• [Work task]: For this exercise, copy each line of the records that contains the word "Removed".

----- Provided material

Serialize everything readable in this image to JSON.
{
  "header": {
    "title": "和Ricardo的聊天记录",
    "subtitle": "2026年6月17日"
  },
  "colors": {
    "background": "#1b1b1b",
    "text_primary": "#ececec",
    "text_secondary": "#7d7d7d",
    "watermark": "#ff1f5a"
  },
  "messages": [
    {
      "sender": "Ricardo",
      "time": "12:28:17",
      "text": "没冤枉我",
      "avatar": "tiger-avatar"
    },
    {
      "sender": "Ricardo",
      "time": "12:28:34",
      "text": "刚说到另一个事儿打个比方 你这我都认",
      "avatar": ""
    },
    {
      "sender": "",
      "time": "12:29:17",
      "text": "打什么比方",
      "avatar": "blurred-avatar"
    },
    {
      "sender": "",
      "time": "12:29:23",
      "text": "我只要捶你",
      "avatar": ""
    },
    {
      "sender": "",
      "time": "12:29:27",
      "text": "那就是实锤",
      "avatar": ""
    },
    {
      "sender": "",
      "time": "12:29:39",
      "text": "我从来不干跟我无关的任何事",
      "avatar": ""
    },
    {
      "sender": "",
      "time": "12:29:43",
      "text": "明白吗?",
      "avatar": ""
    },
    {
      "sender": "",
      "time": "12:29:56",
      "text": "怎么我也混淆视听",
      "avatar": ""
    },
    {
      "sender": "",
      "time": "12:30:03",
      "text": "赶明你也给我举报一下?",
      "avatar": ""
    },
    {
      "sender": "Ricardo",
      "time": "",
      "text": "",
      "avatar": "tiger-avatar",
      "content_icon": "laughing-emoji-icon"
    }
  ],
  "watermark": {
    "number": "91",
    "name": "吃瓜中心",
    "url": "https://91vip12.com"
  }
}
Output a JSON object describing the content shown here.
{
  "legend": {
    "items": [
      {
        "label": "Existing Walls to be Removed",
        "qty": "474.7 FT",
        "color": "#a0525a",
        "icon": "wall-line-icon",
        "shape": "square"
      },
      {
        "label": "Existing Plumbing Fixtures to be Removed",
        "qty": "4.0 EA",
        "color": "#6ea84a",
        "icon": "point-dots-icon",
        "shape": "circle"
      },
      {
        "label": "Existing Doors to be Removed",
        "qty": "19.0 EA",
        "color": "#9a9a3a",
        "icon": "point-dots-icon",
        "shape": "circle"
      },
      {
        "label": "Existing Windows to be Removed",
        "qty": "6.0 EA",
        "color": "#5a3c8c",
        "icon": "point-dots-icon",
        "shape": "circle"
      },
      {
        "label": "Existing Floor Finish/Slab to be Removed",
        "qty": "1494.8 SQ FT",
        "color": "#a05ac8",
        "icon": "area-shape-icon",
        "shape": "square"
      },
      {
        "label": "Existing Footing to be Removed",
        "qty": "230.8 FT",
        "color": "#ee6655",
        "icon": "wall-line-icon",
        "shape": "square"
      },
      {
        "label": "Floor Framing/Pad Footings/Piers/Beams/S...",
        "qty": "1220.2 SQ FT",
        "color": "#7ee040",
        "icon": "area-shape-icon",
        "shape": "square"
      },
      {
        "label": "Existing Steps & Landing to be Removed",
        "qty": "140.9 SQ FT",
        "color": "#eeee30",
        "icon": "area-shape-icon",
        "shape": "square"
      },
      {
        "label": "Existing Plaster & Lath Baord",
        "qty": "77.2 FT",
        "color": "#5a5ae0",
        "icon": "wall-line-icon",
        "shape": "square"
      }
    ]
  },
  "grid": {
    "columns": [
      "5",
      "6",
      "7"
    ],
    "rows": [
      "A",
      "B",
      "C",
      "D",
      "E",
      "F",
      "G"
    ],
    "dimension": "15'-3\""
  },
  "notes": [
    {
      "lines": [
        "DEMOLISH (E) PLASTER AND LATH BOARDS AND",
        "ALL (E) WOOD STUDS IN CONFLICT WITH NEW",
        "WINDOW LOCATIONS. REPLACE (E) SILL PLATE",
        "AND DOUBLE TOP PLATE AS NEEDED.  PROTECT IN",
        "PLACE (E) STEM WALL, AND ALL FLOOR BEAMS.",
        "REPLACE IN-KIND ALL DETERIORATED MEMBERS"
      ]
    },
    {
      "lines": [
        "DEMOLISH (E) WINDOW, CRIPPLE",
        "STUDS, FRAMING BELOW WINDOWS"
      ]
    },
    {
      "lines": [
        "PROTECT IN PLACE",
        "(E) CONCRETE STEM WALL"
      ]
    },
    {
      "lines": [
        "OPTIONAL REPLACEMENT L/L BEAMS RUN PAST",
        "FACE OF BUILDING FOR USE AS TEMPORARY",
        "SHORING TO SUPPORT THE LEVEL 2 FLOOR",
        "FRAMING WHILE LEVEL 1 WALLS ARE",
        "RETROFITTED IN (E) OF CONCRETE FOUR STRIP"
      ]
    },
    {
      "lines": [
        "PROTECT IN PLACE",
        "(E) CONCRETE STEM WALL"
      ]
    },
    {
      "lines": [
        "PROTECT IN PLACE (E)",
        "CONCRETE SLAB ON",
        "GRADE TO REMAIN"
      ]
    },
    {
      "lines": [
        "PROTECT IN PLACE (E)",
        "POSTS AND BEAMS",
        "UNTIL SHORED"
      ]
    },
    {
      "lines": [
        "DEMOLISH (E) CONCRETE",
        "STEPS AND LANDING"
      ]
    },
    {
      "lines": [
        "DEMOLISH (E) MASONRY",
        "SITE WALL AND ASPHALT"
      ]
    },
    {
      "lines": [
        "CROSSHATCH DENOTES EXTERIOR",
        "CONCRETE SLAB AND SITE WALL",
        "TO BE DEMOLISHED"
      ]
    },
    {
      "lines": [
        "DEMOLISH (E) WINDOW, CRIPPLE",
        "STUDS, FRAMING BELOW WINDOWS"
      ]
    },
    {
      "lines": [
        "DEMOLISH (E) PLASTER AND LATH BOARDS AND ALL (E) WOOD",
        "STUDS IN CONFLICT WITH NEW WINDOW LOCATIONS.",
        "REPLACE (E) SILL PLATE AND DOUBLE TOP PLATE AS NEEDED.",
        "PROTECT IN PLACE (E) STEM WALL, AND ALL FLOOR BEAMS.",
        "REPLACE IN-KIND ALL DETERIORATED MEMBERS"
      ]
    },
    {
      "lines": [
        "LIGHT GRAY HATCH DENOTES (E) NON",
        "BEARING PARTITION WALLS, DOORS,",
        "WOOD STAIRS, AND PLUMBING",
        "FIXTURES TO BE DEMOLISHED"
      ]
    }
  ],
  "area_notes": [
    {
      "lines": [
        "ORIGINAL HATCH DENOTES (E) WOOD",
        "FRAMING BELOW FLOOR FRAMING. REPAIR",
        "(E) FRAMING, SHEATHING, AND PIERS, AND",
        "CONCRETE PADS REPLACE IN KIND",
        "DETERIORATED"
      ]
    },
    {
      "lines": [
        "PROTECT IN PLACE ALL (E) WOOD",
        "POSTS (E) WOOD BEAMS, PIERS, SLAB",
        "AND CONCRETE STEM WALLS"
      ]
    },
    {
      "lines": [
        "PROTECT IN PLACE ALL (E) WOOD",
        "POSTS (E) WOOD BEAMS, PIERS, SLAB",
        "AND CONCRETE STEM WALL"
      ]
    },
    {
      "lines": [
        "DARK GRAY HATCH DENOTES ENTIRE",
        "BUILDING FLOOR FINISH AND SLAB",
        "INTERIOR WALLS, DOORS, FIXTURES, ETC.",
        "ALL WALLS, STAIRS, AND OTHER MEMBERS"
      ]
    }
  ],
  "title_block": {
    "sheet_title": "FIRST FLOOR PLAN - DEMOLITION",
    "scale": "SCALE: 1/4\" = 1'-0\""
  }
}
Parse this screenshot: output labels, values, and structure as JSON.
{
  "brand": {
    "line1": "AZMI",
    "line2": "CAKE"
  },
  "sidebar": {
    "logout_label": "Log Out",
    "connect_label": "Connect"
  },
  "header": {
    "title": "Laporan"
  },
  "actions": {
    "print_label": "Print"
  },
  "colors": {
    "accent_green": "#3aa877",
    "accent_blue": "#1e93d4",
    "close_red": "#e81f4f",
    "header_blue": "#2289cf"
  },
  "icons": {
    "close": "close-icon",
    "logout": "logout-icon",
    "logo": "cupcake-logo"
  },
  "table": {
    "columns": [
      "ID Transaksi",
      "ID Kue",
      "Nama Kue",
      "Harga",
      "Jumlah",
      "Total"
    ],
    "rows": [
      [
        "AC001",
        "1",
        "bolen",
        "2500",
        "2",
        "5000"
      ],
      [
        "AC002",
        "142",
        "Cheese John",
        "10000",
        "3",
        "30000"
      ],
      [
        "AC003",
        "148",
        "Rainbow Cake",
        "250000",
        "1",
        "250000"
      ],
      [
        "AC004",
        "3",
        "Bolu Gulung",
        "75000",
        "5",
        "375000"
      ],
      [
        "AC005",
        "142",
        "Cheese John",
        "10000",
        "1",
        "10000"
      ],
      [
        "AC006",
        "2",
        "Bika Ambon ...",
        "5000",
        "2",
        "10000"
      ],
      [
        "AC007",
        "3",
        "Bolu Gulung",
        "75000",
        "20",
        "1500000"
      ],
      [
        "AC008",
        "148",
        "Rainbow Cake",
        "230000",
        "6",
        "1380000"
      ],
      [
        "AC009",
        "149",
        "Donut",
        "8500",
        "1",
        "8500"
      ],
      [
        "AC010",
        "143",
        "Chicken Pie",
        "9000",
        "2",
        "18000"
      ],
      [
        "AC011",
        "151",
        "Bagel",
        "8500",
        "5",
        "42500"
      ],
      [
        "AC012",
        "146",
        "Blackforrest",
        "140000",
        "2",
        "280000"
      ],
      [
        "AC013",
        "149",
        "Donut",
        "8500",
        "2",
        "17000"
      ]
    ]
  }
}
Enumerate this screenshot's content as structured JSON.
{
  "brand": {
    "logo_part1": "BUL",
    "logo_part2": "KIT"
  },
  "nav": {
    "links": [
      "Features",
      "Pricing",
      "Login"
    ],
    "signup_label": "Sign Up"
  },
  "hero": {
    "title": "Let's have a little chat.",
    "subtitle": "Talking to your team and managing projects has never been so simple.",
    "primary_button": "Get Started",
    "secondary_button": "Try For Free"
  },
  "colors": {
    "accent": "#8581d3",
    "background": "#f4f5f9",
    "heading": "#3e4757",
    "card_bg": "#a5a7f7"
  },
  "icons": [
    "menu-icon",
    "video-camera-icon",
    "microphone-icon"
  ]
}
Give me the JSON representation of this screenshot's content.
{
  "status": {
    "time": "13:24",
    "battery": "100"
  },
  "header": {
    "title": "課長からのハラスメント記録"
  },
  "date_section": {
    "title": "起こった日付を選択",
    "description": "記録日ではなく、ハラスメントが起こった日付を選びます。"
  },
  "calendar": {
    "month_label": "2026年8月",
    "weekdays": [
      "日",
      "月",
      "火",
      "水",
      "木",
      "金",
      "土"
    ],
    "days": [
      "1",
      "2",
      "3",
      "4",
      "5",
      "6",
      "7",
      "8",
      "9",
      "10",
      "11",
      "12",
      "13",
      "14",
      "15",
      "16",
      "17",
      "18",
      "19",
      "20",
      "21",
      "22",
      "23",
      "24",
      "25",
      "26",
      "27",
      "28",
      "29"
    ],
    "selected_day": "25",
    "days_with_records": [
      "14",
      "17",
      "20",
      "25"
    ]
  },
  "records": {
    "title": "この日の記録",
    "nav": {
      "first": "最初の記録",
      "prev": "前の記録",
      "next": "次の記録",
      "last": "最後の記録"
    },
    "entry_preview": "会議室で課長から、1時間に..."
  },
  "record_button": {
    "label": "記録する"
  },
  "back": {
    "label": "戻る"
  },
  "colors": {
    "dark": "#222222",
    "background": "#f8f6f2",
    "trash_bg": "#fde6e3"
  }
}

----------

• [Exercise response]:
        "label": "Existing Walls to be Removed",
        "label": "Existing Plumbing Fixtures to be Removed",
        "label": "Existing Doors to be Removed",
        "label": "Existing Windows to be Removed",
        "label": "Existing Floor Finish/Slab to be Removed",
        "label": "Existing Footing to be Removed",
        "label": "Existing Steps & Landing to be Removed",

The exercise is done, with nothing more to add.